Earth Junkies had a busy year last year, as we push further into Africa and discover new bright young minds and radiant hearts, and with their help perfected our methodology for building the First Global Children’s Charter for the Rights of Mother Earth. With our APE UK grant we managed to work in two different rural communities, Hekpoort in South Africa and the community of Mala, in the Manda Winderness on the shores of lake Malawi in Mozambique. In Hekpoort, we worked with a school for five days, developing our approach to creative social learning for ecological citizenship. We worked with the children and teachers alike to develop new ways to approach environmental education using sensory personal experience and imaginal-story-telling. We were able to consolidate this work in the community of Manda, and we also collaborated with the Manda Wilderness foundation working with their team who focus on community conservation. In Manda we conducted five days of workshops and worked with each child individually and then in groups. We also developed a new approach to developing portraits of young ecological citizens aka “Earth Junkies”, and we took these pictures back to the community, so that the children could see themselves as a individual contributors and developers of the First Global Children’s Charter for the rights of Mother Earth. Almost all of these children had not seen their own pictures before, and were so proud of their contribution to this global effort towards protecting the rights of Mother Earth.
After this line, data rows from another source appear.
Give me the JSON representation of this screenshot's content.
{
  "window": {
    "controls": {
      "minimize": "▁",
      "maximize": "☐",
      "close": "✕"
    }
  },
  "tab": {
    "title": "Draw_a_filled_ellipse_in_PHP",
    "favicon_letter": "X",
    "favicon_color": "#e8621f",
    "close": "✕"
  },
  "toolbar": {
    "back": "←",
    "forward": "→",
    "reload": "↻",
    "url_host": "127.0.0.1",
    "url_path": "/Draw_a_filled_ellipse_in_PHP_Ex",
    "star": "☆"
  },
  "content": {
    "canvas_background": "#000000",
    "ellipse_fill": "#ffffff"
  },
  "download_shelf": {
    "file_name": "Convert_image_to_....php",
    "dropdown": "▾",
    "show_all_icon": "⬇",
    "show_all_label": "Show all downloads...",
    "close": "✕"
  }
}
We have now gathered 726 days contributions to the children’s charter and are sharing each child’s promise and commitment on our Facebook page. Through this experience and action-based research we realised that we would have a greater impact using social media, radio and television, and have adjusted our work to focus on capitalising on this impact.
This is the link to our new web movie (just a small note about our domain, we have had problems with our website, and so we have the earthjunkies.org site on hold for the time being and are using www.earthjunkies.weebly.com Here is the video link): http://www.youtube.com/watch?v=XdQhb3m9TXE
A side note is that through this work with Earth Junkies, we have also been able to create another project that emerges with the same goals and ethos of our EJ work. The goal is to encourage ecologically sensitive and ethical tourism, and that engages people with their own inner realities and inspires them to reflect on their impact on the planet when traveling and going on vacation. We found that this is also a fantastic platform to promote those projects and destinations which are doing good. This project is entitled the Good Holiday, and our work with the children and community in Manda has been captured in this article on the site: http://thegoodholiday.com/a-lens-into-mala/